Who is classified as an industrial water user? The California Department of Water Resources describes the industrial water sector as: "any water users that are primarily manufacturers or processors of materials..." Generally, you will see commercial, industrial, and institutional sectors grouped together and collectively labeled as "CII". We address the industrial sector separately from the commercial and institutional because industrial water processes provide opportunities for conservation and reuse unique from commercial and institutional. Currently, the industrial sector mainly uses freshwater for its manufacturing needs, which by in large means treated potable water. The Natural Resources Defense Council (NRDC) identifies California's top industrial water users as "oil refineries, food processing facilities and high tech manufacture[rs]."
The Water Conservation Act of 2009 calls for a 20% reduction in per capita urban water use (which includes the industrial sector) in California by 2020. The Pacific Institute has estimated that California's industrial sector uses 665,000 acre-feet of water per year, which the industrial sector could potentially reduce by 39%. Based on these values, the industrial sector can go above and beyond the 20% reduction target set by the Water Conservation Act of 2009. One of the reasons the industrial sector has such a high capacity to improve on water conservation is that it can readily reuse the water needed to manufacture goods multiple times before discharging it. Likewise, with the development of water efficient technology, industries can actually reduce the amount of water they need for operation.
Where Does the Industrial Sector's Water Come From?
Eastern Sierra Nevada Mountain Range, a valuable freshwater resource in California. impurist@flickr
In 2000, industrial users in California withdrew a total of 202 million gallons of water per day, with 183 million gallons from groundwater sources and 19.3 million gallons from surface water sources. Of these withdraws, 93% were freshwater. The Clean Water Act contains provisions for "wastewater"* treatment that can be costly. These growing costs, along with technological advancements, has influenced industrial users to increase internal water recycling, replacing freshwater withdraws over the past two decades. While this is an improvement, industrial users are not yet reducing their water consumption to the extent necessary to meet the 20% reduction goals by 2020, as stated in The Water Conservation Act of 2009.
*Wholly H2O strongly advocates that there is no such thing as "wastewater" as it implies that water is wasted and cannot be used again. The term "blackwater" is a more apt descriptor.
- ^WUE—Commercial, Industrial, and Institutional Program. Retrieved on Nov. 30, 2011.
- ^Making Every Drop Work: Increasing Water Efficiency in California’s Commercial, Industrial, and Institutional (CII) Sector. Retrieved on Nov. 30, 2011
- The Water Conservation Act of 2009. Retrieved on Nov. 30, 2011.
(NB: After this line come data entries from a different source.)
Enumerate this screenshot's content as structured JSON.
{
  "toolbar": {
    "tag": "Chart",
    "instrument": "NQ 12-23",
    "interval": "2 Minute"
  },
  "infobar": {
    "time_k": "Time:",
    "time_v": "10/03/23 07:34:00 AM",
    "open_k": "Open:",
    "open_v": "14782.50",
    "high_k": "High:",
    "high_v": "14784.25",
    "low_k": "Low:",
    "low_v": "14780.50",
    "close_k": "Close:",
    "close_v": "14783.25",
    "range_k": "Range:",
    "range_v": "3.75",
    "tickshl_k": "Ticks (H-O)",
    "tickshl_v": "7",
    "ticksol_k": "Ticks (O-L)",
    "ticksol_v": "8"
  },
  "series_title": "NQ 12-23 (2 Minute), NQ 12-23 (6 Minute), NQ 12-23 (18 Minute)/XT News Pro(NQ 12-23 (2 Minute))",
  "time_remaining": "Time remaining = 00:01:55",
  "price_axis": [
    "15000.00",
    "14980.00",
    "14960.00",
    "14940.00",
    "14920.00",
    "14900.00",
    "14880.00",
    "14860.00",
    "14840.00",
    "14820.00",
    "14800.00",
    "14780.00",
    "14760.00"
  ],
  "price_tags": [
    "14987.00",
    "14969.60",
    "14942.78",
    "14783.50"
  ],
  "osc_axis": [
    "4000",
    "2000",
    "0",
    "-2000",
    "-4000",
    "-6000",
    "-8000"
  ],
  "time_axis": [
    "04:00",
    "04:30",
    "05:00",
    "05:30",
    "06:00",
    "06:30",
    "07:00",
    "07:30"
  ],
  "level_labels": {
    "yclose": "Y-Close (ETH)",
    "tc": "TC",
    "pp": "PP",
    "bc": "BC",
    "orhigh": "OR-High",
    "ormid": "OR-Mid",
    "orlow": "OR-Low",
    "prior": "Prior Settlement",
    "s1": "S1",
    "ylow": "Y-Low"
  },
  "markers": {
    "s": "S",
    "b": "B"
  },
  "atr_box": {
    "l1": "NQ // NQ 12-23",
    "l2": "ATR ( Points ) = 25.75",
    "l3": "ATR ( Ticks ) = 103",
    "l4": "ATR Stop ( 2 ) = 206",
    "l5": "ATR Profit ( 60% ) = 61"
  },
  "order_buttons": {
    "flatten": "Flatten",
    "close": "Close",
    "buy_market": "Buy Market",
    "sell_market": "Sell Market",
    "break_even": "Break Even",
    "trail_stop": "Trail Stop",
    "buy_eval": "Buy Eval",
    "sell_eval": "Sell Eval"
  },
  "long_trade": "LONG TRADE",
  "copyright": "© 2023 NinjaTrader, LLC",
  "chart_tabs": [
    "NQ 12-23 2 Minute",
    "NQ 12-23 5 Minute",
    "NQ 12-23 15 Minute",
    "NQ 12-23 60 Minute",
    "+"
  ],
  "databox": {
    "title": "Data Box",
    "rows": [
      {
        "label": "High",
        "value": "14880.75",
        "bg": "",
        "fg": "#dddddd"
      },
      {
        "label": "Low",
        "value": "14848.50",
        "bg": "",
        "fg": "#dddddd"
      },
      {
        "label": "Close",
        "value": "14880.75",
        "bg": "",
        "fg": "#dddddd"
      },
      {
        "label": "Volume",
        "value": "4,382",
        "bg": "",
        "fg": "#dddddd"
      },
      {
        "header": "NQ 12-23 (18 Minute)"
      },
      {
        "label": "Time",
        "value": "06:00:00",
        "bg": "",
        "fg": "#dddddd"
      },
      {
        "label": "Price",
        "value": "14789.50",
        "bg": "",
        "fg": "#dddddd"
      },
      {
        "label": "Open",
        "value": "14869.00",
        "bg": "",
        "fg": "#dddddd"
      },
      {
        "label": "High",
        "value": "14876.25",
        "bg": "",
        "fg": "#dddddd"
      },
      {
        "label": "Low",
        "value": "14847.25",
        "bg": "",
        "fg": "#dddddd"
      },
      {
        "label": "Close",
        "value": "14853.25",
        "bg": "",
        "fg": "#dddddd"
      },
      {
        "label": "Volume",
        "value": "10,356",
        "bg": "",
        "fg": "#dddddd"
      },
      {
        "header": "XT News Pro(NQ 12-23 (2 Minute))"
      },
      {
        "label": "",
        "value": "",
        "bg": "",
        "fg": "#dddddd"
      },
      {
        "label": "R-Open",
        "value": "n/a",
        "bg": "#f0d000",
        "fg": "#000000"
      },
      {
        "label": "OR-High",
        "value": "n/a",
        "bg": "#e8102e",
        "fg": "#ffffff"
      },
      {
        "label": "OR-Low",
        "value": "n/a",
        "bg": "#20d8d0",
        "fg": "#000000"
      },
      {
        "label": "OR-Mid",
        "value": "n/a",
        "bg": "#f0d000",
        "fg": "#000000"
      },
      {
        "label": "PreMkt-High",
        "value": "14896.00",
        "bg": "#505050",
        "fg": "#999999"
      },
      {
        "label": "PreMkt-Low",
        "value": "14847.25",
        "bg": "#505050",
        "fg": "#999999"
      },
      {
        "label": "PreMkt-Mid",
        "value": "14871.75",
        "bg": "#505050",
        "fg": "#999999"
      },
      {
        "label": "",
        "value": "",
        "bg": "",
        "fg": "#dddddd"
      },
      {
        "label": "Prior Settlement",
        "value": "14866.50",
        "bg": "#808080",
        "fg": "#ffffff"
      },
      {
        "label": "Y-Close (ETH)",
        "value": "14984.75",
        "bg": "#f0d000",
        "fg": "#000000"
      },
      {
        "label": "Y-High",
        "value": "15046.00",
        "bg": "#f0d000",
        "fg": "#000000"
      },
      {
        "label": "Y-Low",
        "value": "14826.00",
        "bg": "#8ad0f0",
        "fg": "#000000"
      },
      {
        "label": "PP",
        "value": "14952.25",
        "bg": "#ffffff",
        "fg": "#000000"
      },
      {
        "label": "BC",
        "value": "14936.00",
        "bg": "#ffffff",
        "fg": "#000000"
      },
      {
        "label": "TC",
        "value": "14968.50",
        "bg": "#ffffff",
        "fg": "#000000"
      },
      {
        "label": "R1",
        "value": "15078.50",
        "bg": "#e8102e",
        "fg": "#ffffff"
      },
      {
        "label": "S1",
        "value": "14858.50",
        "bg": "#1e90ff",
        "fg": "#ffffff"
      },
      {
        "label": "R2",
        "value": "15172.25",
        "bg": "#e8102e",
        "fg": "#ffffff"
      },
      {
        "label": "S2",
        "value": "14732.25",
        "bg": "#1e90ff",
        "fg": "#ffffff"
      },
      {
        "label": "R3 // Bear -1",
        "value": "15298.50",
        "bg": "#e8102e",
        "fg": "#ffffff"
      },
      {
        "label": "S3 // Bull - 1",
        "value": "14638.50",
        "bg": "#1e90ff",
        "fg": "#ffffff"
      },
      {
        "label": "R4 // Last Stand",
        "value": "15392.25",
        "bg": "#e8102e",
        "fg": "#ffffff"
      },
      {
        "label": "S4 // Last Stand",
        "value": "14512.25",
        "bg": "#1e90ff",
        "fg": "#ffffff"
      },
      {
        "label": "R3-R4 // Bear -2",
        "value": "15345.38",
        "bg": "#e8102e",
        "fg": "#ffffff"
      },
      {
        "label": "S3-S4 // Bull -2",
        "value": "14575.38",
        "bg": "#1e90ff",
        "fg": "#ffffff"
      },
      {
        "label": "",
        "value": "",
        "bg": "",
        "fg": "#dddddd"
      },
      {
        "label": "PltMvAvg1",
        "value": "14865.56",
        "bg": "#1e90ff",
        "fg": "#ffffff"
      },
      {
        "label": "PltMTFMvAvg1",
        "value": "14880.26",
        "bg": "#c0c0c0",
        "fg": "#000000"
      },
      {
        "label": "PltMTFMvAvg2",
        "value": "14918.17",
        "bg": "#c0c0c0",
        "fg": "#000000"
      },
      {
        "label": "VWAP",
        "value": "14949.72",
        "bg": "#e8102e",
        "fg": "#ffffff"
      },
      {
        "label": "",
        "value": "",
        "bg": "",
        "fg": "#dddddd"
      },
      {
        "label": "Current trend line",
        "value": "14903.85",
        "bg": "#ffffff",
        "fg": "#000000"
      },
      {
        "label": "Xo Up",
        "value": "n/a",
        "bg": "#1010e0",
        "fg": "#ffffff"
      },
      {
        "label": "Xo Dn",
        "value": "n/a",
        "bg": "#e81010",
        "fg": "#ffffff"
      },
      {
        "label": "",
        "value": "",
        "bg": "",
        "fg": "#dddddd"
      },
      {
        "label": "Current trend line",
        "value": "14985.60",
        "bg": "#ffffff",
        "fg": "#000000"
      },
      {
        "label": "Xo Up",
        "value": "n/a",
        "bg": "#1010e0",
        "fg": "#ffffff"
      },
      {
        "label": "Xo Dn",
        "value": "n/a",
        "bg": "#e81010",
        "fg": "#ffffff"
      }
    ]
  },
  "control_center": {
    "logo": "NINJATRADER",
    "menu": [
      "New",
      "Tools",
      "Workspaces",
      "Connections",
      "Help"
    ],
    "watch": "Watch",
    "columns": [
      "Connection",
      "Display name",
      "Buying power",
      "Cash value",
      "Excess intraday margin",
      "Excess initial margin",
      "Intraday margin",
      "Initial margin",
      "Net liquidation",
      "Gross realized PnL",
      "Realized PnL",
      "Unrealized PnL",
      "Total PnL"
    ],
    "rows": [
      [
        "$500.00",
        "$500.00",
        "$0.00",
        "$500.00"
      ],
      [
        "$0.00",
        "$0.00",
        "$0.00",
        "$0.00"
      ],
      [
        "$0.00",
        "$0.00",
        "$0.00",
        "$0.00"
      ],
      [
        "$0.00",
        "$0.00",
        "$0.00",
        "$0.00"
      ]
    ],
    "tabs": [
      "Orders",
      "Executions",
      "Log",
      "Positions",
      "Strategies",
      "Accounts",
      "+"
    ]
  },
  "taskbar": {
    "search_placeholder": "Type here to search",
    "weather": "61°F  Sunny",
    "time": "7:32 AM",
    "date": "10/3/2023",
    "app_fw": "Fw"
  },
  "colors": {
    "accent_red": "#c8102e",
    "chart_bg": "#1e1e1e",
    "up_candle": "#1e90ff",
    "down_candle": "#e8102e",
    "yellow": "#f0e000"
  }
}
- ^Waste Not, Want Not: The Potential for Urban Water Conservation in California. Retrieved on Nov. 30, 2011.
- ^Estimated Use of Water in the United States in 2000. Retrieved on Nov. 30, 2011
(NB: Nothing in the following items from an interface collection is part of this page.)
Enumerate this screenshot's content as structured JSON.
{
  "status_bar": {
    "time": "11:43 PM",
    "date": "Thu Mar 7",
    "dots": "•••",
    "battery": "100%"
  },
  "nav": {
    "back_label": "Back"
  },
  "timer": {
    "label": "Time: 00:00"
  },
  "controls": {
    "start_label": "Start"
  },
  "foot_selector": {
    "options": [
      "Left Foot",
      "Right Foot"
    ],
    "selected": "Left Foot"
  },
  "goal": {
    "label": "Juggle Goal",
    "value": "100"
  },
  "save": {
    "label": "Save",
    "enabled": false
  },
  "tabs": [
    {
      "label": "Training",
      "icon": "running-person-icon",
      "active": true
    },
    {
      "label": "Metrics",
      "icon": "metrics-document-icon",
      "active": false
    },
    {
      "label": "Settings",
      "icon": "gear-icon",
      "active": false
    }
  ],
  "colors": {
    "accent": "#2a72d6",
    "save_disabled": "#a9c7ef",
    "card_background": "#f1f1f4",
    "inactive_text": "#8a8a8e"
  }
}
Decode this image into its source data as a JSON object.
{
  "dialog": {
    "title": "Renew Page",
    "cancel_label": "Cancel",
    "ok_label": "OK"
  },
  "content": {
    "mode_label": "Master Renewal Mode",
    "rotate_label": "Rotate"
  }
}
- ^National Handbook of Recommended Methods for Water Data Acquisition. Retrieved on Nov. 30, 2011.